Can you print the data exactly and leave out each image?

Input for this task ->
################
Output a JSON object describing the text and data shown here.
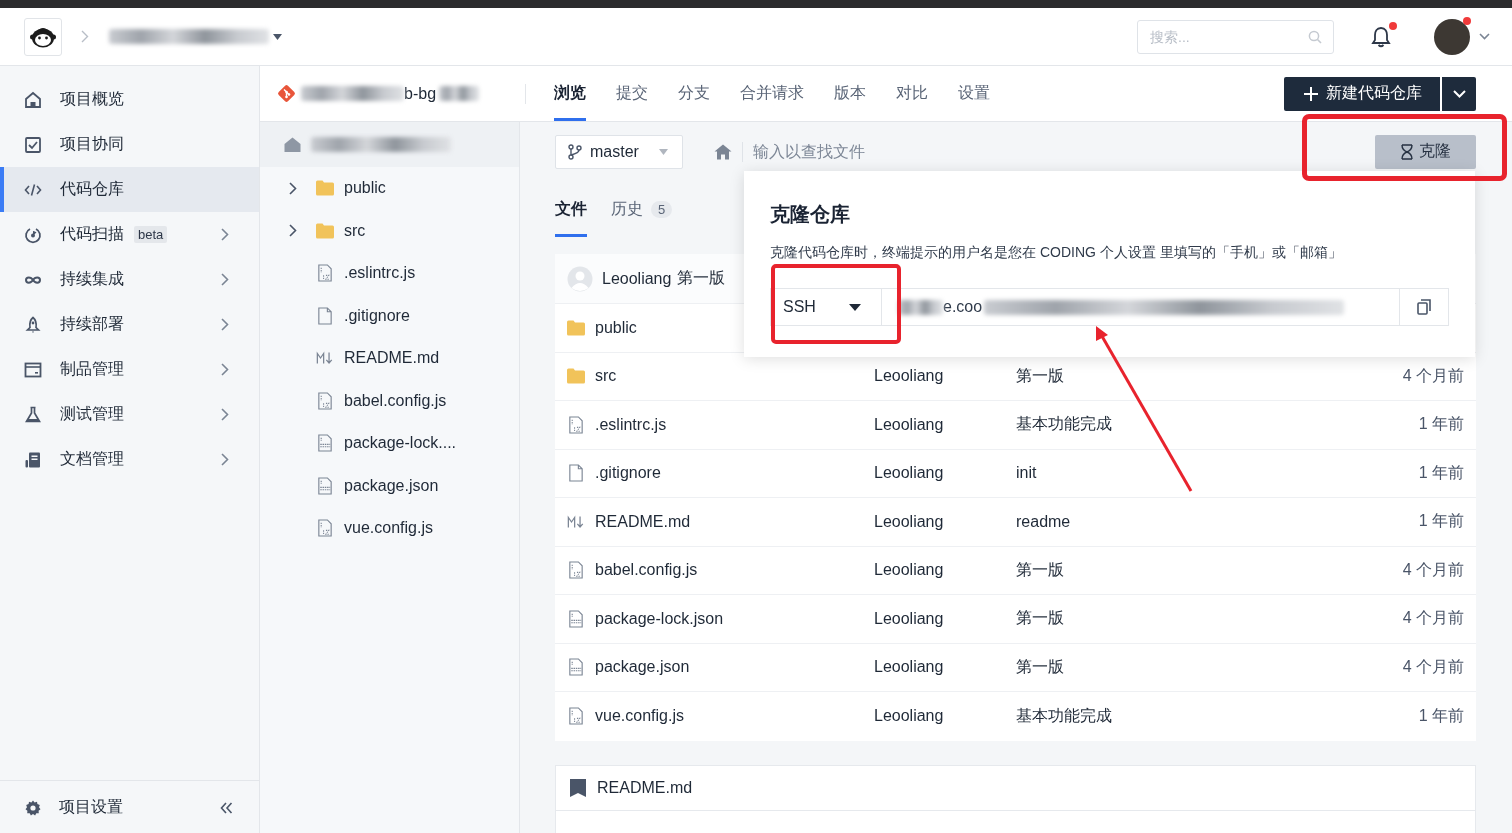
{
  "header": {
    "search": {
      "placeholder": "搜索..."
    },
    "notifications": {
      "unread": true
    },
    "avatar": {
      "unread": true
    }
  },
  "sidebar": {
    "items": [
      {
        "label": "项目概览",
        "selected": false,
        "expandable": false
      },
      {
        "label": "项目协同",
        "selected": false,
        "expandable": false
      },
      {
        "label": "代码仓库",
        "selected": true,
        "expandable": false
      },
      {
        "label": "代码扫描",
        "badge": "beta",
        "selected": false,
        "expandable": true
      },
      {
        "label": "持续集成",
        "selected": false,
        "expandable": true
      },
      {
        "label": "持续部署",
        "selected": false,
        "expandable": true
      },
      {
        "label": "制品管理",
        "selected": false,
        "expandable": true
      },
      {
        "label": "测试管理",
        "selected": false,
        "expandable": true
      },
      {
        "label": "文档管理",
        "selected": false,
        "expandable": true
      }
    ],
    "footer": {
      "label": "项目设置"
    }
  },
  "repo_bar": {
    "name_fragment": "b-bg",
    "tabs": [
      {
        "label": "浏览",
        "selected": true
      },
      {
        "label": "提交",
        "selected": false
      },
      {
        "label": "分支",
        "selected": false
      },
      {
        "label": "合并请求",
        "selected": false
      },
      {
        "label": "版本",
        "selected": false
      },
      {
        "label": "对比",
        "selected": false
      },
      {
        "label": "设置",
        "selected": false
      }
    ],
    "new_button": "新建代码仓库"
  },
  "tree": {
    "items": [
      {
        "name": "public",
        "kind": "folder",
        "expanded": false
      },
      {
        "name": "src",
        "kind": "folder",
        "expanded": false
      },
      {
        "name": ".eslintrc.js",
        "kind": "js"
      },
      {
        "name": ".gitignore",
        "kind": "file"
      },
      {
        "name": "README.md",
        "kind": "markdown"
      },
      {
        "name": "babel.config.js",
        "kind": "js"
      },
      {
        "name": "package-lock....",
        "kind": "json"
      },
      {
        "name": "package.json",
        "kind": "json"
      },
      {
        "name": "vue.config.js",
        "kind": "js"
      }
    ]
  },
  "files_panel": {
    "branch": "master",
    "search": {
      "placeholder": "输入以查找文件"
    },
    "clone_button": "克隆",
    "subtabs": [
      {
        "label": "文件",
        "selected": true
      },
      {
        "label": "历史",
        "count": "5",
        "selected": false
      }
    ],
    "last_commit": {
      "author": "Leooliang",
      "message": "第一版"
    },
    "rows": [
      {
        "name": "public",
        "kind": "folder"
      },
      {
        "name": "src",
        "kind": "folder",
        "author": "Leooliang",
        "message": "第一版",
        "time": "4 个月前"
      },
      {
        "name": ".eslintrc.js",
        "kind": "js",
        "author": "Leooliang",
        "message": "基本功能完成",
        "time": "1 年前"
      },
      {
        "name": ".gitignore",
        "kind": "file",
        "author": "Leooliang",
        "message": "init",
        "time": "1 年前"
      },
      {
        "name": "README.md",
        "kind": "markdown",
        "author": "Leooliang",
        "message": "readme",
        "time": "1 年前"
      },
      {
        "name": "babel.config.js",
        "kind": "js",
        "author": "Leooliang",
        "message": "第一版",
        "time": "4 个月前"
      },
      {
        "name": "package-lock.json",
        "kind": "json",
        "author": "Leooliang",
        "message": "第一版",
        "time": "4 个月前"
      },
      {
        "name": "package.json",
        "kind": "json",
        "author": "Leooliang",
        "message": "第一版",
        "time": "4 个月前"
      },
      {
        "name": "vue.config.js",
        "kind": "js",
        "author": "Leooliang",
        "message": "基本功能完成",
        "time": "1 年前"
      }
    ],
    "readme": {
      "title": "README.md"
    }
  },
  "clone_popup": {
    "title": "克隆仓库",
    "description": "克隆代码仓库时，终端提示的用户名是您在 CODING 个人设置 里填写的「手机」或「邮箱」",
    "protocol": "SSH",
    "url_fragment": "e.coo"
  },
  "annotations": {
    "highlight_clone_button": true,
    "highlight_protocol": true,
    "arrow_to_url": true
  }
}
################
Exercise response ->
Output a JSON object describing the text and data shown here.
{
  "header": {
    "search": {
      "placeholder": "搜索..."
    },
    "notifications": {
      "unread": true
    },
    "avatar": {
      "unread": true
    }
  },
  "sidebar": {
    "items": [
      {
        "label": "项目概览",
        "selected": false,
        "expandable": false
      },
      {
        "label": "项目协同",
        "selected": false,
        "expandable": false
      },
      {
        "label": "代码仓库",
        "selected": true,
        "expandable": false
      },
      {
        "label": "代码扫描",
        "badge": "beta",
        "selected": false,
        "expandable": true
      },
      {
        "label": "持续集成",
        "selected": false,
        "expandable": true
      },
      {
        "label": "持续部署",
        "selected": false,
        "expandable": true
      },
      {
        "label": "制品管理",
        "selected": false,
        "expandable": true
      },
      {
        "label": "测试管理",
        "selected": false,
        "expandable": true
      },
      {
        "label": "文档管理",
        "selected": false,
        "expandable": true
      }
    ],
    "footer": {
      "label": "项目设置"
    }
  },
  "repo_bar": {
    "name_fragment": "b-bg",
    "tabs": [
      {
        "label": "浏览",
        "selected": true
      },
      {
        "label": "提交",
        "selected": false
      },
      {
        "label": "分支",
        "selected": false
      },
      {
        "label": "合并请求",
        "selected": false
      },
      {
        "label": "版本",
        "selected": false
      },
      {
        "label": "对比",
        "selected": false
      },
      {
        "label": "设置",
        "selected": false
      }
    ],
    "new_button": "新建代码仓库"
  },
  "tree": {
    "items": [
      {
        "name": "public",
        "kind": "folder",
        "expanded": false
      },
      {
        "name": "src",
        "kind": "folder",
        "expanded": false
      },
      {
        "name": ".eslintrc.js",
        "kind": "js"
      },
      {
        "name": ".gitignore",
        "kind": "file"
      },
      {
        "name": "README.md",
        "kind": "markdown"
      },
      {
        "name": "babel.config.js",
        "kind": "js"
      },
      {
        "name": "package-lock....",
        "kind": "json"
      },
      {
        "name": "package.json",
        "kind": "json"
      },
      {
        "name": "vue.config.js",
        "kind": "js"
      }
    ]
  },
  "files_panel": {
    "branch": "master",
    "search": {
      "placeholder": "输入以查找文件"
    },
    "clone_button": "克隆",
    "subtabs": [
      {
        "label": "文件",
        "selected": true
      },
      {
        "label": "历史",
        "count": "5",
        "selected": false
      }
    ],
    "last_commit": {
      "author": "Leooliang",
      "message": "第一版"
    },
    "rows": [
      {
        "name": "public",
        "kind": "folder"
      },
      {
        "name": "src",
        "kind": "folder",
        "author": "Leooliang",
        "message": "第一版",
        "time": "4 个月前"
      },
      {
        "name": ".eslintrc.js",
        "kind": "js",
        "author": "Leooliang",
        "message": "基本功能完成",
        "time": "1 年前"
      },
      {
        "name": ".gitignore",
        "kind": "file",
        "author": "Leooliang",
        "message": "init",
        "time": "1 年前"
      },
      {
        "name": "README.md",
        "kind": "markdown",
        "author": "Leooliang",
        "message": "readme",
        "time": "1 年前"
      },
      {
        "name": "babel.config.js",
        "kind": "js",
        "author": "Leooliang",
        "message": "第一版",
        "time": "4 个月前"
      },
      {
        "name": "package-lock.json",
        "kind": "json",
        "author": "Leooliang",
        "message": "第一版",
        "time": "4 个月前"
      },
      {
        "name": "package.json",
        "kind": "json",
        "author": "Leooliang",
        "message": "第一版",
        "time": "4 个月前"
      },
      {
        "name": "vue.config.js",
        "kind": "js",
        "author": "Leooliang",
        "message": "基本功能完成",
        "time": "1 年前"
      }
    ],
    "readme": {
      "title": "README.md"
    }
  },
  "clone_popup": {
    "title": "克隆仓库",
    "description": "克隆代码仓库时，终端提示的用户名是您在 CODING 个人设置 里填写的「手机」或「邮箱」",
    "protocol": "SSH",
    "url_fragment": "e.coo"
  },
  "annotations": {
    "highlight_clone_button": true,
    "highlight_protocol": true,
    "arrow_to_url": true
  }
}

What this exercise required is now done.